VOL. 124 | NO. 99 | Thursday, May 21, 2009
Memories of Jumping In the Hospital Elevator
By Tom Wilemon
Watching the new UT-Baptist Research Park go up against the Memphis skyline, I often think of the hospital that once stood there.
I think of a toy truck, painted bright yellow like the construction equipment there now, rolling across the floor of the intensive care unit’s waiting room. I think about riding the elevators and anticipating the right moment to jump to feel the thrill of gravity.
As a 4-year-old child, I didn’t realize how dire the situation was.
We celebrated Christmas in a waiting room of the old Baptist Memorial Hospital in 1969 because my mother would not leave my 19-year-old brother. He was paralyzed and in a coma that would last for 45 days after crashing his Dodge Coronet into a ravine along U.S. 72. My mother, Betty, had even been there a year earlier contending with her own illness.
Covering the health care and biotech beat for The Daily News, I can’t help but think about how Memphis, its physicians, nurses and medical innovations have affected my family. I didn’t grow up here, but as is true for thousands of other Mid-Southerners, it was the only city I knew.
Memphis was and still is the place that families from towns barely big enough to have a stoplight come to for the best medical attention available and to pray for miracles.
My mother came to the city in 1968 because blood clots were forming in her legs. Dr. Robert Miles performed surgery on her, inserting a vena cava strainer to keep those blood clots from going to her lungs. The strainer, which became known as the Miles clip, was his invention and one that was used on President Richard Nixon’s leg.
The next year, mother was back at the hospital with Tim after his car accident. Dr. Edward Kaplan was his neurosurgeon. I’m not sure what type of medical procedure Kaplan did for my brother, but I do know that my mother is still grateful for Tim’s survival.
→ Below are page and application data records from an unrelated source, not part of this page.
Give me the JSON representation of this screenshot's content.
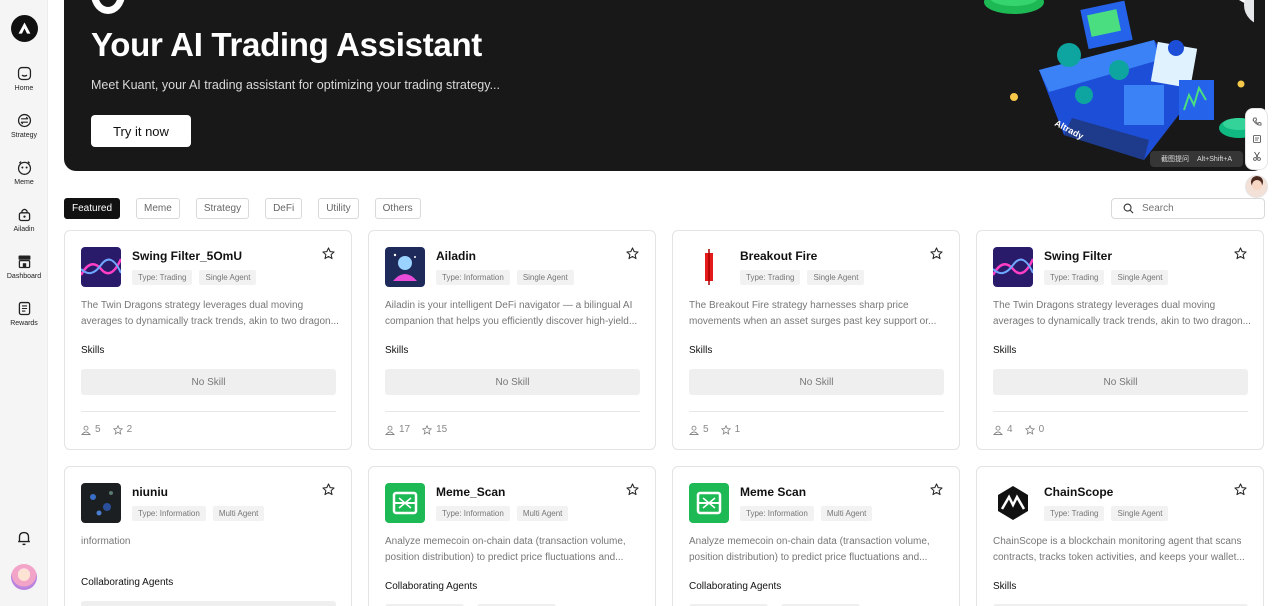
{
  "sidebar": {
    "items": [
      {
        "label": "Home",
        "icon": "home-icon"
      },
      {
        "label": "Strategy",
        "icon": "strategy-icon"
      },
      {
        "label": "Meme",
        "icon": "meme-icon"
      },
      {
        "label": "Ailadin",
        "icon": "ailadin-icon"
      },
      {
        "label": "Dashboard",
        "icon": "dashboard-icon"
      },
      {
        "label": "Rewards",
        "icon": "rewards-icon"
      }
    ]
  },
  "banner": {
    "title": "Your AI Trading Assistant",
    "subtitle": "Meet Kuant, your AI trading assistant for optimizing your trading strategy...",
    "cta": "Try it now",
    "art_text": "Altrady",
    "shortcut_label": "截图提问",
    "shortcut_keys": "Alt+Shift+A"
  },
  "filters": [
    "Featured",
    "Meme",
    "Strategy",
    "DeFi",
    "Utility",
    "Others"
  ],
  "active_filter": "Featured",
  "search": {
    "placeholder": "Search"
  },
  "cards": [
    {
      "name": "Swing Filter_5OmU",
      "type": "Type: Trading",
      "agent": "Single Agent",
      "desc": "The Twin Dragons strategy leverages dual moving averages to dynamically track trends, akin to two dragon...",
      "section": "Skills",
      "skill": "No Skill",
      "users": "5",
      "stars": "2"
    },
    {
      "name": "Ailadin",
      "type": "Type: Information",
      "agent": "Single Agent",
      "desc": "Ailadin is your intelligent DeFi navigator — a bilingual AI companion that helps you efficiently discover high-yield...",
      "section": "Skills",
      "skill": "No Skill",
      "users": "17",
      "stars": "15"
    },
    {
      "name": "Breakout Fire",
      "type": "Type: Trading",
      "agent": "Single Agent",
      "desc": "The Breakout Fire strategy harnesses sharp price movements when an asset surges past key support or...",
      "section": "Skills",
      "skill": "No Skill",
      "users": "5",
      "stars": "1"
    },
    {
      "name": "Swing Filter",
      "type": "Type: Trading",
      "agent": "Single Agent",
      "desc": "The Twin Dragons strategy leverages dual moving averages to dynamically track trends, akin to two dragon...",
      "section": "Skills",
      "skill": "No Skill",
      "users": "4",
      "stars": "0"
    },
    {
      "name": "niuniu",
      "type": "Type: Information",
      "agent": "Multi Agent",
      "desc": "information",
      "section": "Collaborating Agents"
    },
    {
      "name": "Meme_Scan",
      "type": "Type: Information",
      "agent": "Multi Agent",
      "desc": "Analyze memecoin on-chain data (transaction volume, position distribution) to predict price fluctuations and...",
      "section": "Collaborating Agents"
    },
    {
      "name": "Meme Scan",
      "type": "Type: Information",
      "agent": "Multi Agent",
      "desc": "Analyze memecoin on-chain data (transaction volume, position distribution) to predict price fluctuations and...",
      "section": "Collaborating Agents"
    },
    {
      "name": "ChainScope",
      "type": "Type: Trading",
      "agent": "Single Agent",
      "desc": "ChainScope is a blockchain monitoring agent that scans contracts, tracks token activities, and keeps your wallet...",
      "section": "Skills"
    }
  ],
  "colors": {
    "banner_bg": "#181818",
    "accent_blue": "#2a6ef0",
    "chip_active": "#111111",
    "meme_green": "#1db954"
  }
}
He turned 59 in January.
One thing that has changed about Memphis 40 years after spending Christmas in that hospital waiting room is this city is no longer just a regional center for medicine.
Doctors and scientists here are making discoveries and creating innovations for people all over the globe. At St. Jude Children’s Research Hospital, Richard Webby and Robert Webster have traced the origins of influenza viruses back to birds and swine and are developing vaccines through a partnership with the World Health Organization.
In other research related to influenza, Jerry Aldridge Jr. and Webster have identified cell types that can damage lungs in a severe influenza pandemic, like the one that occurred in 1918, and discovered an existing diabetes drug can reduce these cell types. The influenza research is just one part of the continuing work at St. Jude.
Scientists at the University of Tennessee Health Science Center have discovered new drug therapies and other medical innovations. Professor Duane Miller received 16 patents for drug discoveries from 2006-2008, some of which are on the verge of receiving approval from the U.S. Food and Drug Administration.
Professor Herb Zeman, now retired, invented imaging technology that allows health care professionals to see blood vessels beneath the skin. This technology is already on the market. Miller and Zeman are only two of several professors with patents for medical technologies.
Other research is under way in the orthopedic companies based in Memphis. Clinical studies also are going on at hospitals. One such study is being conducted at the Regional Medical Center at Memphis. People with brain injuries are being given concentrated salt intravenously to lessen swelling in the brain.
Hopefully, this will allow more people to survive brain injuries, as my brother did.
I’m sure thousands of other Mid-Southerners have similar memories about how medical innovations helped miracles occur. They have also ridden the hospital elevators.